Discovery Files

Increased atmospheric dust is masking greenhouse gases' warming effect

Researchers say climate change could accelerate slightly if dust levels stop climbing

A new study shows that global atmospheric dust — microscopic airborne particles from desert dust storms — has a slight overall cooling effect on the planet that has hidden the full amount of warming caused by greenhouse gases.

The U.S. National Science Foundation-supported research, published in Nature Reviews Earth and Environment, found that the amount of desert dust has grown roughly 55% since the mid-1800s, which increased the dust's cooling effect.

"In addition to illustrating the complexity of the climate system, this study raises the alarm that proper accounting of atmospheric dusts in climate models is more important than ever in our assessment of future climate scenarios," said Varavut Limpasuvan, a program director in NSF's Division of Atmospheric and Geospace Sciences.

The study is the first to demonstrate the overall cooling effect of atmospheric desert dust. Some effects of atmospheric dust warm the planet, but because other effects of dust counteract warming — for example by scattering sunlight back into space and dissipating high clouds that warm the planet — the study calculated that dust's overall effect is a cooling one.

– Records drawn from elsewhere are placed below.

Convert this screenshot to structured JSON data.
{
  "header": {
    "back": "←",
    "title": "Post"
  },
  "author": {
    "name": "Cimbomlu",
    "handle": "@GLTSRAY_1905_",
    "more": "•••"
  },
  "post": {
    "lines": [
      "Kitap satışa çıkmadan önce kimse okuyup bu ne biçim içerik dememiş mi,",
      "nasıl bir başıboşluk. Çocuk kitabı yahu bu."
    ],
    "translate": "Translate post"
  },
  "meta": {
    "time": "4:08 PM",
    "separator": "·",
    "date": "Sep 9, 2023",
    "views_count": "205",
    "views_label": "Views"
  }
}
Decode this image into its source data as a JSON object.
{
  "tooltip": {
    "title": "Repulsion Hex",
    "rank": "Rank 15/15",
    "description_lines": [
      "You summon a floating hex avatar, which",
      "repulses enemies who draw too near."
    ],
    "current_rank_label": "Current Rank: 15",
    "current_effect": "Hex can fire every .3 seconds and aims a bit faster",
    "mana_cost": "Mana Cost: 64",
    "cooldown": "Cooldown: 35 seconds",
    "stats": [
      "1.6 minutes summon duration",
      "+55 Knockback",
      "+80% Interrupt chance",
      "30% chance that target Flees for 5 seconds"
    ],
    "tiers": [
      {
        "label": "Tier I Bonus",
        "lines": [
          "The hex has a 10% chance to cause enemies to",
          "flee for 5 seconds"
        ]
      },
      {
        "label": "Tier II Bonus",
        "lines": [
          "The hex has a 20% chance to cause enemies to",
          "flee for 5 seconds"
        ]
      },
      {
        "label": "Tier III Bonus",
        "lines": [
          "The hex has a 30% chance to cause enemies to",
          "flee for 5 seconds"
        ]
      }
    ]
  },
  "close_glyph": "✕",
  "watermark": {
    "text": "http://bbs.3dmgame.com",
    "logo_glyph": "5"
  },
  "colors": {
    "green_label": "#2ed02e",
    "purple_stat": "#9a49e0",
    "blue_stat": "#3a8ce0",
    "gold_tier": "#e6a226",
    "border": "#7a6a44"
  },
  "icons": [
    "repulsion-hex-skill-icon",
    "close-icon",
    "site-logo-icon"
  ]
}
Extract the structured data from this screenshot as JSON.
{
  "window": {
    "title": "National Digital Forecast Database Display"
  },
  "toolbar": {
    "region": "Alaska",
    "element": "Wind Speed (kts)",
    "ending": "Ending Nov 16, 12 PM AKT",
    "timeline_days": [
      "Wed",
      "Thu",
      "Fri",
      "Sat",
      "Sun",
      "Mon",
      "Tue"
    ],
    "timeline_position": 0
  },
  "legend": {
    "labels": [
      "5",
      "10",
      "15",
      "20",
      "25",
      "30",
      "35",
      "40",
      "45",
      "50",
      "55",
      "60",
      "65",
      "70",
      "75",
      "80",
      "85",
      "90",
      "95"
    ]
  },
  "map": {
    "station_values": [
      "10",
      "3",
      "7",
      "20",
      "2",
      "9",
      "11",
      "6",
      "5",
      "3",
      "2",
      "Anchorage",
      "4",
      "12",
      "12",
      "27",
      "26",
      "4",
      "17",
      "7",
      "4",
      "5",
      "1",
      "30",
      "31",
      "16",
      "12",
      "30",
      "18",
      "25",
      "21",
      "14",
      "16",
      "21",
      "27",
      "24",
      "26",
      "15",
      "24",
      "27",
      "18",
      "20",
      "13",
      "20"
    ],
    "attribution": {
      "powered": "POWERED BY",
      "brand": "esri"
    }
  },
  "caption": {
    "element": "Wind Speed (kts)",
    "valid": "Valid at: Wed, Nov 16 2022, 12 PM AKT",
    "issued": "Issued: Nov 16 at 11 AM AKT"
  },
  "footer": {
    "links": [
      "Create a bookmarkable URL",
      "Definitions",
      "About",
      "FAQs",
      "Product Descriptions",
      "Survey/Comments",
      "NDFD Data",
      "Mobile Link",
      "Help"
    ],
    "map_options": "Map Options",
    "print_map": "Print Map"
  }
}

Should dust levels decline — or stop increasing — warming could ramp up, said UCLA atmospheric physicist Jasper Kok, the study's lead author.

"We show that desert dust has increased, and most likely slightly counteracted greenhouse warming, which is missing from current climate models," said Kok, who studies how particulate matter affects the climate. "The increased dust hasn't caused a lot of cooling — the climate models are still close — but our findings imply that greenhouses gases alone could cause even more climate warming than models currently predict," he said.

Kok compared the revelation to discovering, while driving a car at high speed, that the vehicle's emergency brake had been partly engaged. Just as fully releasing the break could cause the car to move faster, a stop to the increase in dust levels could slightly speed up global warming.

And while atmospheric desert dust levels have increased overall since pre-industrial times, the trend has not been steady — there have been upticks and declines along the way. Because there are so many natural and human-influenced variables that can cause dust levels to increase or decrease, scientists cannot accurately project how the amounts of atmospheric dust will change in the coming decades.

Dust can increase because of drier soils, higher wind speed and human land-use changes like diverting water for irrigation and turning marginal desert regions into grazing and agricultural land. The factors that account for increased dust levels are not clear-cut or linear, and whether the amounts of desert particulates will increase, decrease or remain relatively flat is unknown.

While the increase in atmospheric dust has somewhat masked the full potential of greenhouse gases to warm the climate, Kok said, the findings don't show that climate models are incorrect.